Website and app data records
==================================================
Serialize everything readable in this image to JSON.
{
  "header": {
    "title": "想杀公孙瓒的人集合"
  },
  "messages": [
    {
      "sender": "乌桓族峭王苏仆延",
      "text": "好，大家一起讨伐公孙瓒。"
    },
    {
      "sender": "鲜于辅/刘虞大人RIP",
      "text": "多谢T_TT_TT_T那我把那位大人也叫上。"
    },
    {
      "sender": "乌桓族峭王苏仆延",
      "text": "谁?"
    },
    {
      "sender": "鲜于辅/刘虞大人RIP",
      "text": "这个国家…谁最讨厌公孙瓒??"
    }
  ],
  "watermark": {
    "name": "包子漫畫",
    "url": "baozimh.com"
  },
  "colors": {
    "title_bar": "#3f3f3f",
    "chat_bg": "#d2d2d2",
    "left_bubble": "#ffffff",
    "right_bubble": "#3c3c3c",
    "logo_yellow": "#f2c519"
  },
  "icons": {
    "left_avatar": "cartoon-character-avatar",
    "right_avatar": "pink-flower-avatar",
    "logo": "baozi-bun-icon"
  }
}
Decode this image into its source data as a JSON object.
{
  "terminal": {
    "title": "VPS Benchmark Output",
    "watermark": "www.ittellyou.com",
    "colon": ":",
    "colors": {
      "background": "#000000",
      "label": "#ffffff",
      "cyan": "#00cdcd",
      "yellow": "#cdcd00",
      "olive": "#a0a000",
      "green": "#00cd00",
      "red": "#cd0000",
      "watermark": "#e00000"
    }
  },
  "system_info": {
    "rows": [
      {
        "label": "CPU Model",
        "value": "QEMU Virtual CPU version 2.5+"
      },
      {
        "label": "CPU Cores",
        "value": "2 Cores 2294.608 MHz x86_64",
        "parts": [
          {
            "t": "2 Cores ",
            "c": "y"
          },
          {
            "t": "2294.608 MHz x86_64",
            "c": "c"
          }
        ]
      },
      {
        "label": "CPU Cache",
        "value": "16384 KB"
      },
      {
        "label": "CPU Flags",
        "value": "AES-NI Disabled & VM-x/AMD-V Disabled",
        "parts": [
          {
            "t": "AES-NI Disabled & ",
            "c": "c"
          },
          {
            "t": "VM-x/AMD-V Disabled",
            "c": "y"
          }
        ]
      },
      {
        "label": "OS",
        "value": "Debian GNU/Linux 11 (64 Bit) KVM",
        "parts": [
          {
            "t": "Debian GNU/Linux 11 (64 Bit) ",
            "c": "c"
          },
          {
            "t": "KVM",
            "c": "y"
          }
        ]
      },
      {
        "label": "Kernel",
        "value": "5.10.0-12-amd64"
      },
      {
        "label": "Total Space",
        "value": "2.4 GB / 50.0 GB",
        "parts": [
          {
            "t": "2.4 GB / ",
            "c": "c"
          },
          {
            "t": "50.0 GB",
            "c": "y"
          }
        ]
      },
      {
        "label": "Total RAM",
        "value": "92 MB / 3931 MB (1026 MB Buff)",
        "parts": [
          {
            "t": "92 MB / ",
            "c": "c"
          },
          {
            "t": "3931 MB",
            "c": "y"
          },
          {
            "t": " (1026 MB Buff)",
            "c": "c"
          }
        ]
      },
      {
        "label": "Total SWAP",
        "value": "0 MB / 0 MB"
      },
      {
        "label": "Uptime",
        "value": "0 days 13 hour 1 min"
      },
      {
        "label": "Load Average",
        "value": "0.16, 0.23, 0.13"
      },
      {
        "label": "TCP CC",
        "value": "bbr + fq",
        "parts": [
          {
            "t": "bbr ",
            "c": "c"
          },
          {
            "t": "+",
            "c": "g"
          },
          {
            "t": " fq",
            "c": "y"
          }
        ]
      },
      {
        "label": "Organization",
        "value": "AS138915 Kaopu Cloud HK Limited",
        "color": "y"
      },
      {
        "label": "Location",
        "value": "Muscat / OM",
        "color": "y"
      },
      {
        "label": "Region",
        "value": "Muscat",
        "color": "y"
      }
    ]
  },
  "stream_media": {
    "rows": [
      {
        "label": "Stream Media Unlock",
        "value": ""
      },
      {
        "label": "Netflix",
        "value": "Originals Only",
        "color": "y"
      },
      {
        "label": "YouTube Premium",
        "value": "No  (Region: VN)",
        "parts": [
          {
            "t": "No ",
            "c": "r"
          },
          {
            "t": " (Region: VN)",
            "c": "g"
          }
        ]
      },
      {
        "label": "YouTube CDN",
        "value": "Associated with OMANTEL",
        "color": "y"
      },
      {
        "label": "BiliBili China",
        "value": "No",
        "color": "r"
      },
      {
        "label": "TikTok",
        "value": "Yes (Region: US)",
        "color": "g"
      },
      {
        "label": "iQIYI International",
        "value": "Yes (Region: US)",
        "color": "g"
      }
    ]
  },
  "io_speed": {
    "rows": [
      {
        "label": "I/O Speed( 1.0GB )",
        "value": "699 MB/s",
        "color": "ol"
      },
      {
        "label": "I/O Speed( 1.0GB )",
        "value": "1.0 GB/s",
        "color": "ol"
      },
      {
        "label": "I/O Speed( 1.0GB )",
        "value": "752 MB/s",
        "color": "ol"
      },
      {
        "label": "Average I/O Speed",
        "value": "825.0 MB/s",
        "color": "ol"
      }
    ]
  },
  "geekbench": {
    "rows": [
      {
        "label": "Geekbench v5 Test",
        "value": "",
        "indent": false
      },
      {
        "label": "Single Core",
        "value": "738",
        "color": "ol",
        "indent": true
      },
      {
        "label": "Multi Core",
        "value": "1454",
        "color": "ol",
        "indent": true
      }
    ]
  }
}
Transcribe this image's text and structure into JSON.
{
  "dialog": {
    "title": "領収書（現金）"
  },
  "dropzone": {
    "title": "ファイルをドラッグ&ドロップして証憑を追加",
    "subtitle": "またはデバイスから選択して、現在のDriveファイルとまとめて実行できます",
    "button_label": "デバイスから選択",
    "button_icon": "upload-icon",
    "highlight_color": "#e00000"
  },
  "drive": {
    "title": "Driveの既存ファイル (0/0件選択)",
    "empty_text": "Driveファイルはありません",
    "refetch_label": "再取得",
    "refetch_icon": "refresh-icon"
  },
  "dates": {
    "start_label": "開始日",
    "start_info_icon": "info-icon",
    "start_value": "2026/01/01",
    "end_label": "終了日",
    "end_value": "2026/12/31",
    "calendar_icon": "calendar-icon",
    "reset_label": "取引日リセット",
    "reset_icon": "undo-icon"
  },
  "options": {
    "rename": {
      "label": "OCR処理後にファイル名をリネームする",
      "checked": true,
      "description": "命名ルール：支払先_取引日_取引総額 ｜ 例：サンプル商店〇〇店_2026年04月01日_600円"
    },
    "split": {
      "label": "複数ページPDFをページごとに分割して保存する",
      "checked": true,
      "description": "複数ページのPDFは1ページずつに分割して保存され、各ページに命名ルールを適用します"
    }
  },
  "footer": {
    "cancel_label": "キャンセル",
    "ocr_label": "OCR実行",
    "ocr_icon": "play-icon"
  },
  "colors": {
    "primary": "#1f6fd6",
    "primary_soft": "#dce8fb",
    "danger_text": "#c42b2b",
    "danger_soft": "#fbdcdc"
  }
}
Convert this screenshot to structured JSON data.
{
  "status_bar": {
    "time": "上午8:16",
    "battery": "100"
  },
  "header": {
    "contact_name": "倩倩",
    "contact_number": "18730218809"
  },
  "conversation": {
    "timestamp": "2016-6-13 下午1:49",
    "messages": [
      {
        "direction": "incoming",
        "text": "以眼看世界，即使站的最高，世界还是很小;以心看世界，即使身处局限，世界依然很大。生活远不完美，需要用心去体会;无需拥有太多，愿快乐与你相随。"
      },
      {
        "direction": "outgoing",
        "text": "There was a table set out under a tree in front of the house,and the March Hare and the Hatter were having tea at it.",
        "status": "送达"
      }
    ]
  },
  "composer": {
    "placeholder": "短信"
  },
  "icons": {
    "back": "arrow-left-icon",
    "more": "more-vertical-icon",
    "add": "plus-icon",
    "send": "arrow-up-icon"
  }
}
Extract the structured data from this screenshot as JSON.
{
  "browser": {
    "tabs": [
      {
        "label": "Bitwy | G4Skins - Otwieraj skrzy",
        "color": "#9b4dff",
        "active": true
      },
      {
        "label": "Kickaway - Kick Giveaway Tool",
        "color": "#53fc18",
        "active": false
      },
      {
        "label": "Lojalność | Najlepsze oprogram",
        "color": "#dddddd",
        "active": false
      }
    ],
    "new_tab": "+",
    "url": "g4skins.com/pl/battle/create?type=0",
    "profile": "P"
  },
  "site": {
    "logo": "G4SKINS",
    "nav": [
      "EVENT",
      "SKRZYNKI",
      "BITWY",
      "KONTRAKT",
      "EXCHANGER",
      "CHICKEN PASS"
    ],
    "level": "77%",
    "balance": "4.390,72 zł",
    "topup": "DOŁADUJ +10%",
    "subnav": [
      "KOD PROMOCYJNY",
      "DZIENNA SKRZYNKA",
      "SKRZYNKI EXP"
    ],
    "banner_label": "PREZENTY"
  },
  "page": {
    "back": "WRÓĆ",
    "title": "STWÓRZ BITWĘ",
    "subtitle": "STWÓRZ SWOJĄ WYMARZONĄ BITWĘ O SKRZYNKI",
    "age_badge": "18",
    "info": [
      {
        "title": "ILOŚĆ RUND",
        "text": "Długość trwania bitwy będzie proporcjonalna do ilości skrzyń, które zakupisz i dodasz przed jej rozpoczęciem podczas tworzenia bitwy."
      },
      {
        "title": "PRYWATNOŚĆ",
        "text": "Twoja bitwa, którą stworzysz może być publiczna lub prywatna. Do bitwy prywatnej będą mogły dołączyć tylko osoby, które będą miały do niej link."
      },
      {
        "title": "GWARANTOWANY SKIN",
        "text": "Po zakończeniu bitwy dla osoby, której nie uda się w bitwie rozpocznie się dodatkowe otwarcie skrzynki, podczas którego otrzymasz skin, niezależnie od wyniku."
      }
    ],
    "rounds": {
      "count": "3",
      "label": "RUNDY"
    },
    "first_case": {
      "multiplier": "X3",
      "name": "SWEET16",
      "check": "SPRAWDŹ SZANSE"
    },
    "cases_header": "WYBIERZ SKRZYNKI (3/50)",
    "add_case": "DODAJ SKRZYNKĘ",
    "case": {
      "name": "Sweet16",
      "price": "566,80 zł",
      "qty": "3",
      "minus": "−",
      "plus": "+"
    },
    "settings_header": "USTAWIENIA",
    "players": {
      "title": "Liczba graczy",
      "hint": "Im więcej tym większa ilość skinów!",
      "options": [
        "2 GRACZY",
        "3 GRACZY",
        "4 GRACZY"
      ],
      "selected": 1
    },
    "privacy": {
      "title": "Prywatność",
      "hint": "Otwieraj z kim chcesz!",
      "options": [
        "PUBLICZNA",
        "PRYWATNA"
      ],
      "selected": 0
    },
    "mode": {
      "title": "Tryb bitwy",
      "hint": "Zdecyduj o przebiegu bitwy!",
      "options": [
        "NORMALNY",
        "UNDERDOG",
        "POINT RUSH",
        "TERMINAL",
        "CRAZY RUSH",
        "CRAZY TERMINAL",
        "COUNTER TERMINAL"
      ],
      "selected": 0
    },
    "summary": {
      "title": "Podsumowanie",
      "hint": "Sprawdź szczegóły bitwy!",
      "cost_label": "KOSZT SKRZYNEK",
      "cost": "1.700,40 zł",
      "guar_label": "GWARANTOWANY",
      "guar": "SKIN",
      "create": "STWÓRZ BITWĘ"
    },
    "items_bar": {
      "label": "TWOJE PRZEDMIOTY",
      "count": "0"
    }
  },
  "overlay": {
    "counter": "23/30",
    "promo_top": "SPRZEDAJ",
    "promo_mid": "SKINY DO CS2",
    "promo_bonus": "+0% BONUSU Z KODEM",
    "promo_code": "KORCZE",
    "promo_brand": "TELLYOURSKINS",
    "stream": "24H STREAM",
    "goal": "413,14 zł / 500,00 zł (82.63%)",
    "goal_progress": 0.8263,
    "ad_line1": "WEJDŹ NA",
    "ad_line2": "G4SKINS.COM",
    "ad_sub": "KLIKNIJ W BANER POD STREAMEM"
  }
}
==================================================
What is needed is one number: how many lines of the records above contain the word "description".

2